Chuck Berry was the first great black rock-guitar hero (more on those to come), and he blazed a trail for axe slingers of all colors. The duck walk, the bluesy licks and general outrageousness influenced all lead guitarists who followed, and "Johnny B. Goode" is perhaps his most enduring moment.
Jimi Hendrix and Band of Gypsys: "Machine Gun"
Jimi Hendrix built on the achievements of Chuck Berry and actually performed in Little Richard's band, being fired for wearing too outlandish a shirt and, thus, taking attention away from Richard. He took influence from blues, jazz, '50s rock and lots of chemicals to become the quintessential psychedelic guitar god. "Machine Gun" evokes the horror and violence of Vietnam and was the last classic recording he made before he tragically died at the age of 27.
The Temptations: "Ball of Confusion"
In the '60s, The Temptations were Motown's most popular male vocal group. Known for classy hits such as "The Way You Do the Things You," "My Girl" and "Since I Lost My Baby," they dominated the charts with their patented blend of soulful harmonies and pop hooks. By 1970, though, the group had gone through lineup changes and were exploring more serious themes and a new form of "psychedelic soul." "Ball of Confusion" was the heaviest and best example, full of pounding drums, horn blasts and stream-of-consciousness-influenced rhyming. "Great Googamooga," indeed.
Bad Brains: "House of Suffering"
In the '80s, hardcore was mostly played by intense, disaffected young white men. The major exception was Bad Brains
, a D.C.-based group made up of slightly crazy black guys who were equally influenced by punk, jazz and Rastafarianism. The 1986 album I Against I
was their masterpiece, and "House of Suffering" a fast, heavy and complex highlight.
Prince: "I Could Never Take the Place of Your Man"
Prince has one of the most fascinating careers in pop-music history. He could have been a top soul singer, funk bandleader or rock guitar master. Fortunately, he became all of those things and more. With 1987's Sign O' the Times, Prince produced one of the great rock double albums, and "I Could Never Take the Place of Your Man" proved he could do catchy, guitar-driven pop as well as or better than anyone.
Janet Jackson: "Black Cat"
Janet Jackson had already hit the charts many times by the release of 1989's Rhythm Nation 1814. With this album, however, she broke record after record, including an astounding seven top five singles. "Black Cat" hit the hardest, a pure late-'80s hard-rock anthem wailed by one intense young woman. Interestingly, it was also the first single Jackson wrote by herself. Something about fame and fortune inspired a pretty heavy fucking track, and music-lovers (and strippers) have been thankful ever since.
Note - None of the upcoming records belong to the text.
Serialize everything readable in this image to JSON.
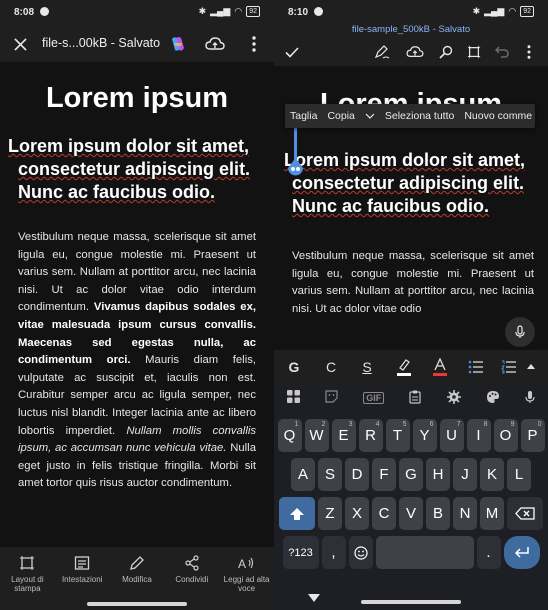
{
  "left": {
    "status": {
      "time": "8:08",
      "battery": "92"
    },
    "appbar": {
      "title": "file-s...00kB - Salvato"
    },
    "doc": {
      "title": "Lorem ipsum",
      "heading": "Lorem ipsum dolor sit amet, consectetur adipiscing elit. Nunc ac faucibus odio.",
      "para_a": "Vestibulum neque massa, scelerisque sit amet ligula eu, congue molestie mi. Praesent ut varius sem. Nullam at porttitor arcu, nec lacinia nisi. Ut ac dolor vitae odio interdum condimentum. ",
      "para_b": "Vivamus dapibus sodales ex, vitae malesuada ipsum cursus convallis. Maecenas sed egestas nulla, ac condimentum orci.",
      "para_c": " Mauris diam felis, vulputate ac suscipit et, iaculis non est. Curabitur semper arcu ac ligula semper, nec luctus nisl blandit. Integer lacinia ante ac libero lobortis imperdiet. ",
      "para_d": "Nullam mollis convallis ipsum, ac accumsan nunc vehicula vitae.",
      "para_e": " Nulla eget justo in felis tristique fringilla. Morbi sit amet tortor quis risus auctor condimentum."
    },
    "bottom_bar": [
      {
        "label": "Layout di stampa",
        "icon": "print-layout-icon"
      },
      {
        "label": "Intestazioni",
        "icon": "headings-icon"
      },
      {
        "label": "Modifica",
        "icon": "edit-pencil-icon"
      },
      {
        "label": "Condividi",
        "icon": "share-icon"
      },
      {
        "label": "Leggi ad alta voce",
        "icon": "read-aloud-icon"
      }
    ]
  },
  "right": {
    "status": {
      "time": "8:10",
      "battery": "92"
    },
    "appbar": {
      "title": "file-sample_500kB - Salvato"
    },
    "context_menu": [
      "Taglia",
      "Copia",
      "Seleziona tutto",
      "Nuovo comme"
    ],
    "doc": {
      "title": "Lorem ipsum",
      "heading": "Lorem ipsum dolor sit amet, consectetur adipiscing elit. Nunc ac faucibus odio.",
      "para": "Vestibulum neque massa, scelerisque sit amet ligula eu, congue molestie mi. Praesent ut varius sem. Nullam at porttitor arcu, nec lacinia nisi. Ut ac dolor vitae odio"
    },
    "format_bar": {
      "bold": "G",
      "italic": "C",
      "strike": "S"
    },
    "keyboard": {
      "toolbar": {
        "gif": "GIF"
      },
      "row1": [
        "Q",
        "W",
        "E",
        "R",
        "T",
        "Y",
        "U",
        "I",
        "O",
        "P"
      ],
      "row1_hints": [
        "1",
        "2",
        "3",
        "4",
        "5",
        "6",
        "7",
        "8",
        "9",
        "0"
      ],
      "row2": [
        "A",
        "S",
        "D",
        "F",
        "G",
        "H",
        "J",
        "K",
        "L"
      ],
      "row3": [
        "Z",
        "X",
        "C",
        "V",
        "B",
        "N",
        "M"
      ],
      "numbers_key": "?123",
      "comma_key": ",",
      "period_key": "."
    }
  },
  "colors": {
    "selection_handle": "#4f8fe6",
    "appbar_title_right": "#8ab4f8",
    "spellcheck": "#c0392b",
    "keyboard_bg": "#1d1f24"
  }
}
Living Colour must have seemed like total oddballs when they arrived on the scene in the '80s. An all-black metal group that also drew on jazz, funk, electronic music and avant-garde noise, the group was championed by Mick Jagger, who later invited the group to open for the Rolling Stones on their Steel Wheels tour. Guitarist/bandleader Vernon Reid played one of the most significant roles in African-American rock history, helping to form the Black Rock Coalition (see above). "Type" was their highest-charting single and is a perfect example of their intense, eclectic vibe.
Public Enemy/Anthrax: "Bring Tha Noize"
Public Enemy were arguably the most acclaimed hip-hop group of all time, certainly the most controversial. They built up a loyal following among both rap and rock fans with their first three albums. Before their fourth, they teamed up with the quite-white NYC thrash group Anthrax to rerecord "Bring the Noise" from their second album, It Takes a Nation of Millions to Hold Us Back. Now titled "Bring Tha Noize," the song simply rages, and it was so well-received both Public Enemy and Anthrax included the collaboration on their respective 1991 albums.
Lenny Kravitz: "Always On the Run"
Did you think we were going to forget Lenny? The multitalented half-black/half-Jewish musician mixes the classic and the modern as well as anyone in rock. On "Always On the Run," Kravitz
teamed up with fellow biracial guitar god Slash for a good-ol'-fashioned rocker that anyone of any background can enjoy.